[App and web page records]
┄┄┄┄┄┄┄┄┄┄

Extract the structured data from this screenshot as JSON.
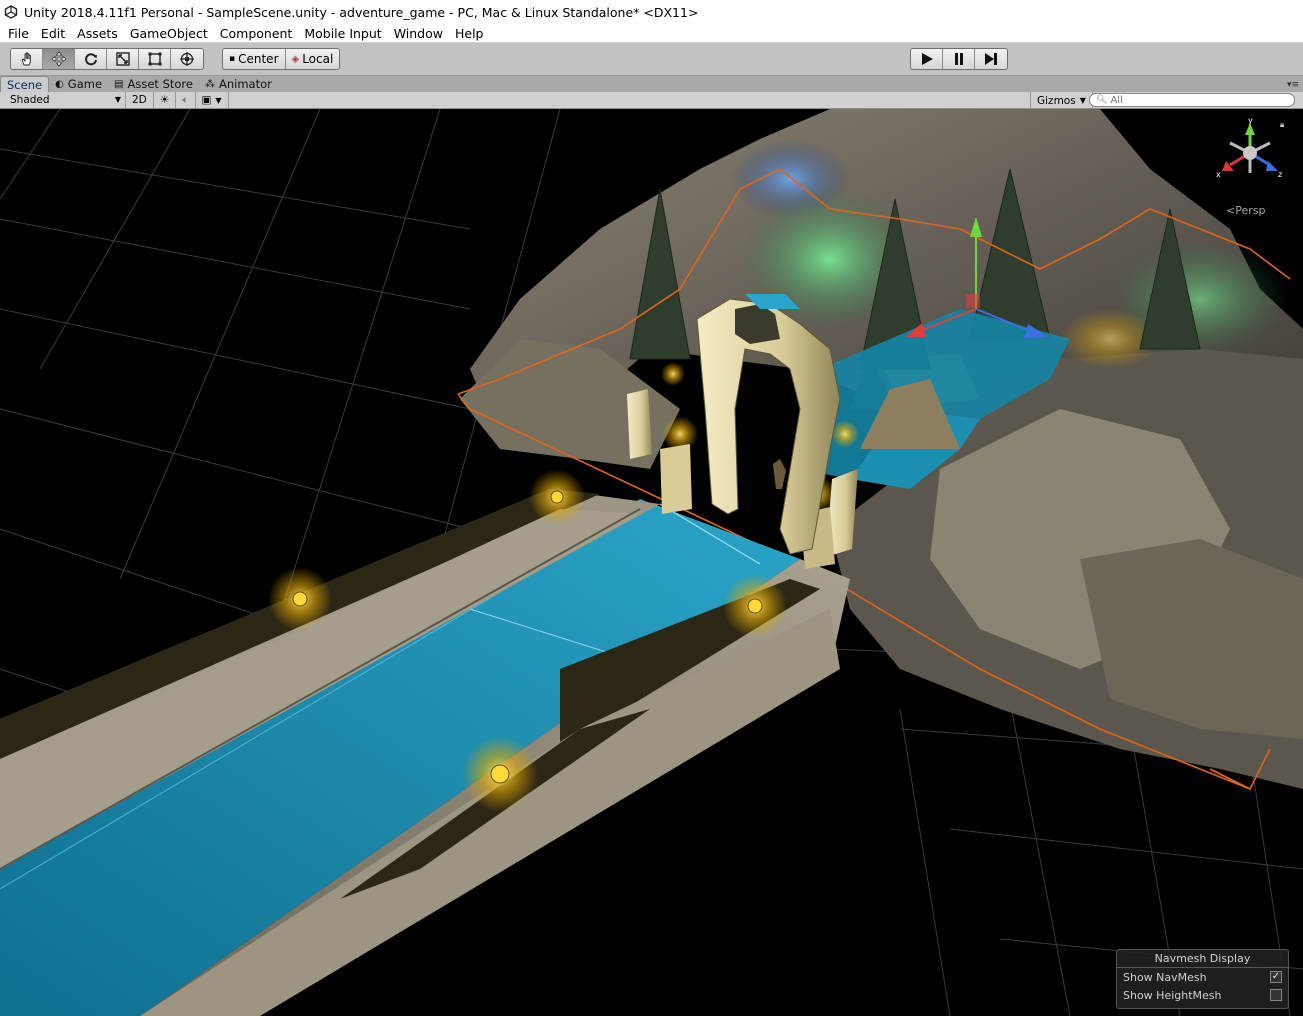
{
  "window": {
    "title": "Unity 2018.4.11f1 Personal - SampleScene.unity - adventure_game - PC, Mac & Linux Standalone* <DX11>"
  },
  "menu": [
    "File",
    "Edit",
    "Assets",
    "GameObject",
    "Component",
    "Mobile Input",
    "Window",
    "Help"
  ],
  "toolbar": {
    "tools": [
      "hand-icon",
      "move-icon",
      "rotate-icon",
      "scale-icon",
      "rect-icon",
      "transform-icon"
    ],
    "active_tool": "move-icon",
    "pivot": "Center",
    "space": "Local"
  },
  "tabs": [
    {
      "label": "Scene",
      "icon": "scene-icon",
      "active": true
    },
    {
      "label": "Game",
      "icon": "game-icon",
      "active": false
    },
    {
      "label": "Asset Store",
      "icon": "store-icon",
      "active": false
    },
    {
      "label": "Animator",
      "icon": "animator-icon",
      "active": false
    }
  ],
  "scene_toolbar": {
    "shading": "Shaded",
    "mode_2d": "2D",
    "gizmos": "Gizmos",
    "search_placeholder": "All"
  },
  "viewport": {
    "projection": "Persp",
    "axis_labels": {
      "x": "x",
      "y": "y",
      "z": "z"
    }
  },
  "navmesh_display": {
    "title": "Navmesh Display",
    "show_navmesh_label": "Show NavMesh",
    "show_navmesh": true,
    "show_heightmesh_label": "Show HeightMesh",
    "show_heightmesh": false
  },
  "colors": {
    "navmesh": "#1a8fb0",
    "boundary": "#e0641e",
    "stone": "#a59e8c",
    "lamp": "#ffd83a"
  }
}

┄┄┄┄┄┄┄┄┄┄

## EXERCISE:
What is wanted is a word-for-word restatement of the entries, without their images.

## PROBLEM SOLUTION:
Extract the structured data from this screenshot as JSON.
{
  "window": {
    "title": "Unity 2018.4.11f1 Personal - SampleScene.unity - adventure_game - PC, Mac & Linux Standalone* <DX11>"
  },
  "menu": [
    "File",
    "Edit",
    "Assets",
    "GameObject",
    "Component",
    "Mobile Input",
    "Window",
    "Help"
  ],
  "toolbar": {
    "tools": [
      "hand-icon",
      "move-icon",
      "rotate-icon",
      "scale-icon",
      "rect-icon",
      "transform-icon"
    ],
    "active_tool": "move-icon",
    "pivot": "Center",
    "space": "Local"
  },
  "tabs": [
    {
      "label": "Scene",
      "icon": "scene-icon",
      "active": true
    },
    {
      "label": "Game",
      "icon": "game-icon",
      "active": false
    },
    {
      "label": "Asset Store",
      "icon": "store-icon",
      "active": false
    },
    {
      "label": "Animator",
      "icon": "animator-icon",
      "active": false
    }
  ],
  "scene_toolbar": {
    "shading": "Shaded",
    "mode_2d": "2D",
    "gizmos": "Gizmos",
    "search_placeholder": "All"
  },
  "viewport": {
    "projection": "Persp",
    "axis_labels": {
      "x": "x",
      "y": "y",
      "z": "z"
    }
  },
  "navmesh_display": {
    "title": "Navmesh Display",
    "show_navmesh_label": "Show NavMesh",
    "show_navmesh": true,
    "show_heightmesh_label": "Show HeightMesh",
    "show_heightmesh": false
  },
  "colors": {
    "navmesh": "#1a8fb0",
    "boundary": "#e0641e",
    "stone": "#a59e8c",
    "lamp": "#ffd83a"
  }
}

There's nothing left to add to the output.